### Try it
Scan the entries line by line and return those with "label".

-- Supplied records follows --

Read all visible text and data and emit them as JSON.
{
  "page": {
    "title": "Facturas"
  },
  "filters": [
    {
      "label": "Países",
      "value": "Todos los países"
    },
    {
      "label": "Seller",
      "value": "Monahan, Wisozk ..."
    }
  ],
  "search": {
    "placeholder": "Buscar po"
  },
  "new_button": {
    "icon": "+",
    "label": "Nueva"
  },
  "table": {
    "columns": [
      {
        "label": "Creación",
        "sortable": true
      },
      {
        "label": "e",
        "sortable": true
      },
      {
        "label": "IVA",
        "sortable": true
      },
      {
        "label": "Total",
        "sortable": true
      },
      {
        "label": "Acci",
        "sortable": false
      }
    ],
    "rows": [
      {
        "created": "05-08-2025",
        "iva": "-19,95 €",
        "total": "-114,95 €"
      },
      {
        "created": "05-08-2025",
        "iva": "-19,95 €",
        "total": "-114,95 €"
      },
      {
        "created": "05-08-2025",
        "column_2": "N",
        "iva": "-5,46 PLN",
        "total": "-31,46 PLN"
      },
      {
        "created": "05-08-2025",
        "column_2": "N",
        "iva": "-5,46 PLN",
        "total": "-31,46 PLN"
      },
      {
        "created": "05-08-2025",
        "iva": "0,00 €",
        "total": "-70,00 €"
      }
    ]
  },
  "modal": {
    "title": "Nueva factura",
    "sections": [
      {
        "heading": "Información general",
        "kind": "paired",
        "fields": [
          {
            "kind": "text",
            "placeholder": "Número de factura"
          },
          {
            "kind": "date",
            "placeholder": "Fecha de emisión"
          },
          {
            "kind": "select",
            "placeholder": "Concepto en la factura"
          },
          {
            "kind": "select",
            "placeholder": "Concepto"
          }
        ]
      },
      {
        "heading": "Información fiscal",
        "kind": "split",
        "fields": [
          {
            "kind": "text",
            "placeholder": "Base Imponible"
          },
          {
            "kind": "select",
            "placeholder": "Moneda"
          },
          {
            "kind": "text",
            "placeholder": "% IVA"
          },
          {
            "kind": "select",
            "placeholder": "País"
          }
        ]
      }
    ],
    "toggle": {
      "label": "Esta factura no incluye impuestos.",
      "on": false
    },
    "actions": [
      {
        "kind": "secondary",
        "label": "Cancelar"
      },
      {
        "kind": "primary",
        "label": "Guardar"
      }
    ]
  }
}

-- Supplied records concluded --

### Exercise solution
      "label": "Países",
      "label": "Seller",
    "label": "Nueva"
        "label": "Creación",
        "label": "e",
        "label": "IVA",
        "label": "Total",
        "label": "Acci",
      "label": "Esta factura no incluye impuestos.",
        "label": "Cancelar"
        "label": "Guardar"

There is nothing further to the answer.